I believe that the security requirement for cultivating medical marijuana will soften. Again, if there is no black market to speak of, there is no risk of diversion. (Perhaps a modest risk of diverting product across the Canadian border, but not domestically within Canada.) The quality requirements are likely going to be the same, as will most everything else that is in place right now.
However, the major change coming for licensed producers is the point of sale. I have a strong suspicion (and which is based on a few independent sources) that medical marijuana will be sold at medical dispensaries as well as pharmacies. I do believe dispensaries will be allowed to sell medical cannabis products, but pharmacies may win the business. So, licensed producers will no longer have to sell through the mail – and the retailers can do the selling. This will mean another markup in the price, but the medical cannabis products won’t be taxed, so it will probably be comparable to recreational product for price point.
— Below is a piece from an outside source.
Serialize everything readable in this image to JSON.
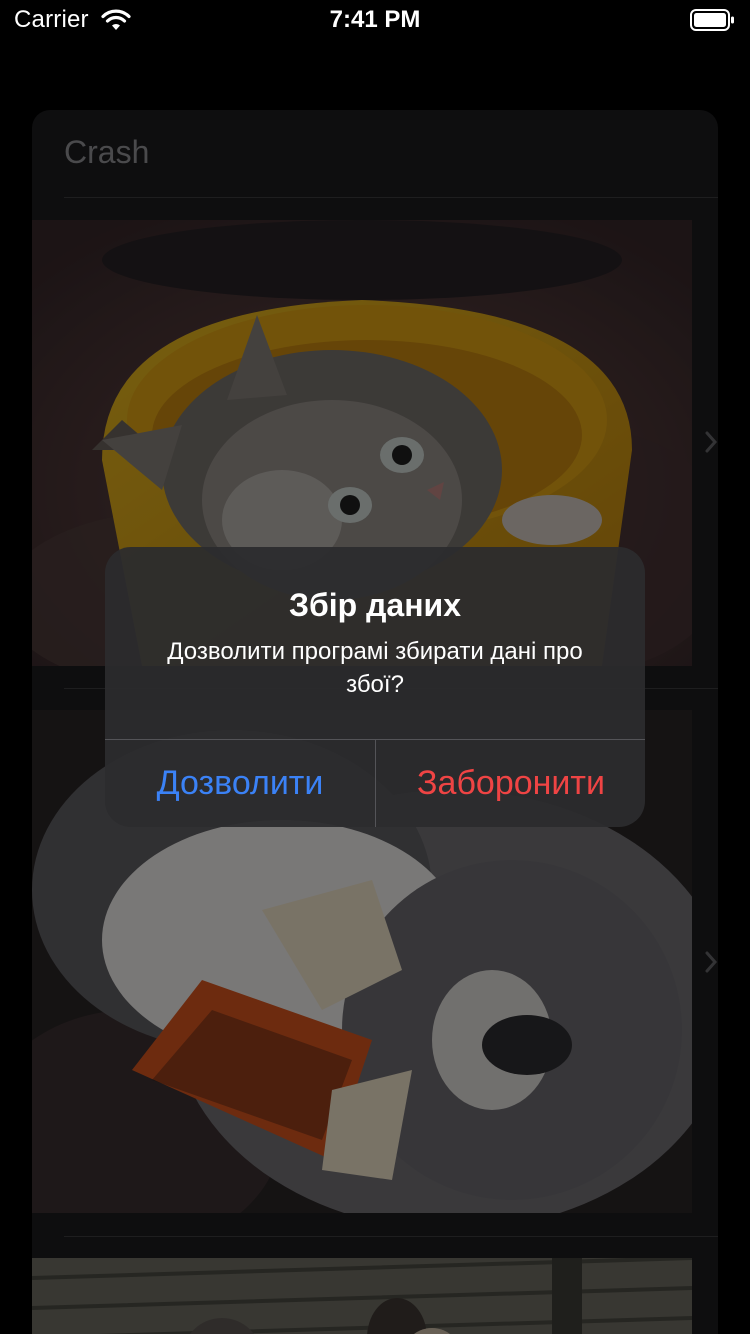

I also imagine the various derivatives being allowed almost right away – not just oils, so this would include tinctures, creams, etc. Probably not edibles though, it’s too risky for children. Health Canada may even just issue another Class 56 Exemption to allow derivitave manufacturing for LP’s right away.
So the LP’s are going to handle the medical marijuana market, and the recreational cultivators the recreational side. I imagine it’s going to be possible that the cultivators could achieve both LP and recreational growing status (maybe a “cultivation licence” to supply to both LP’s and retail stores / packaging plants). In summary, I don’t see the MMPR system going out of date or being replaced. (The question about what will happen to medical marijuana dispensaries to me is unclear … I believe they have a future, but I don’t know what that future will look like.)
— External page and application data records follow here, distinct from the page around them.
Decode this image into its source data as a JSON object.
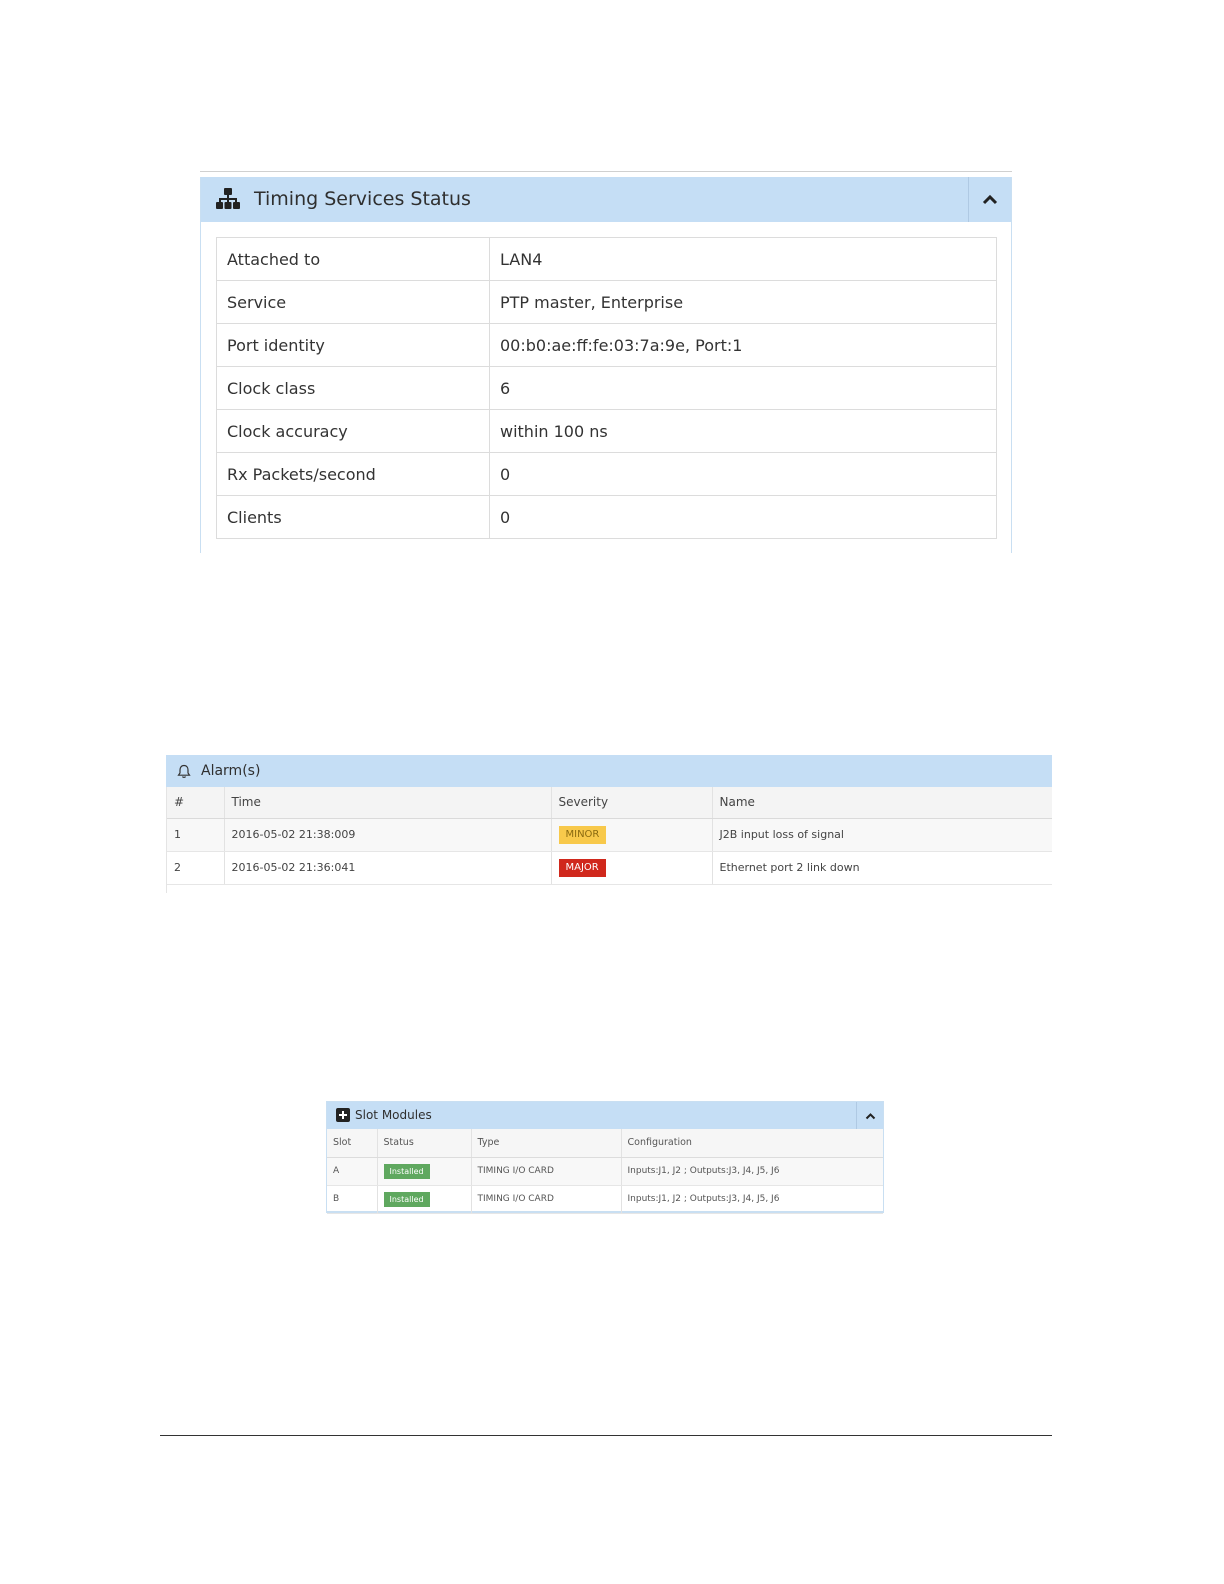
{
  "timing_panel": {
    "title": "Timing Services Status",
    "rows": [
      {
        "label": "Attached to",
        "value": "LAN4"
      },
      {
        "label": "Service",
        "value": "PTP master, Enterprise"
      },
      {
        "label": "Port identity",
        "value": "00:b0:ae:ff:fe:03:7a:9e, Port:1"
      },
      {
        "label": "Clock class",
        "value": "6"
      },
      {
        "label": "Clock accuracy",
        "value": "within 100 ns"
      },
      {
        "label": "Rx Packets/second",
        "value": "0"
      },
      {
        "label": "Clients",
        "value": "0"
      }
    ]
  },
  "alarms_panel": {
    "title": "Alarm(s)",
    "columns": [
      "#",
      "Time",
      "Severity",
      "Name"
    ],
    "rows": [
      {
        "num": "1",
        "time": "2016-05-02 21:38:009",
        "severity": "MINOR",
        "name": "J2B input loss of signal"
      },
      {
        "num": "2",
        "time": "2016-05-02 21:36:041",
        "severity": "MAJOR",
        "name": "Ethernet port 2 link down"
      }
    ]
  },
  "slot_panel": {
    "title": "Slot Modules",
    "columns": [
      "Slot",
      "Status",
      "Type",
      "Configuration"
    ],
    "rows": [
      {
        "slot": "A",
        "status": "Installed",
        "type": "TIMING I/O CARD",
        "config": "Inputs:J1, J2 ; Outputs:J3, J4, J5, J6"
      },
      {
        "slot": "B",
        "status": "Installed",
        "type": "TIMING I/O CARD",
        "config": "Inputs:J1, J2 ; Outputs:J3, J4, J5, J6"
      }
    ]
  },
  "colors": {
    "panel_header": "#c5def5",
    "minor_badge": "#f8c94b",
    "major_badge": "#d0281c",
    "installed_badge": "#5fa85f"
  },
  "icons": {
    "timing": "sitemap-icon",
    "alarms": "bell-icon",
    "slots": "plus-square-icon",
    "collapse": "chevron-up-icon"
  }
}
So the big questions we’re being asked right now are “What can I do to cultivate marijuana?” and “How do I open a dispensary?” I would like to write down my thoughts for both questions.
For the first question, there is only one legal route to becoming a marijuana cultivator right now, and that’s through the MMPR application process to become a licensed producer of medical marijuana. There is no process to apply to be a recreational cultivator. Now, what is happening is a lot of people are savvy here, and there is a good belief that anyone in queue to become a licensed producer will probably have an option of transitioning over to the recreational side, when Trudeau’s system is laid out. And, there are going to be so many applicants under the MMPR in the year ahead, that waiting 6 months to apply could be the difference between file#500 versus file# 5,000. Getting to the top of the pile could very well have an advantage in cultivating recreational marijuana in 2016-2017. Applying under the MMPR in order to transition out of it may not make sense to some, but in my opinion it’s the only available route right now.
I believe likely we will have a recreational cultivation licensing scheme in place for late 2016, perhaps early 2017. But not late 2015. So this means that if someone wants to cultivate marijuana, putting in an MMPR application today will likely get them in and out of security by the Summer of 2016, and I am hopeful that the new system will be introduced by that time.
The other question, “How do I open a dispensary?” is hard to answer. I don’t advise it, and I would make plans but don’t put them into action until you know what the government’s scheme entails. Dispensaries are still illegal, regardless if they’re medical or recreational. I imagine late 2016 / early 2017 is when we’ll see a scheme introduced for regulating and licensing recreational and medical dispensaries. But for now, just pay attention to the news.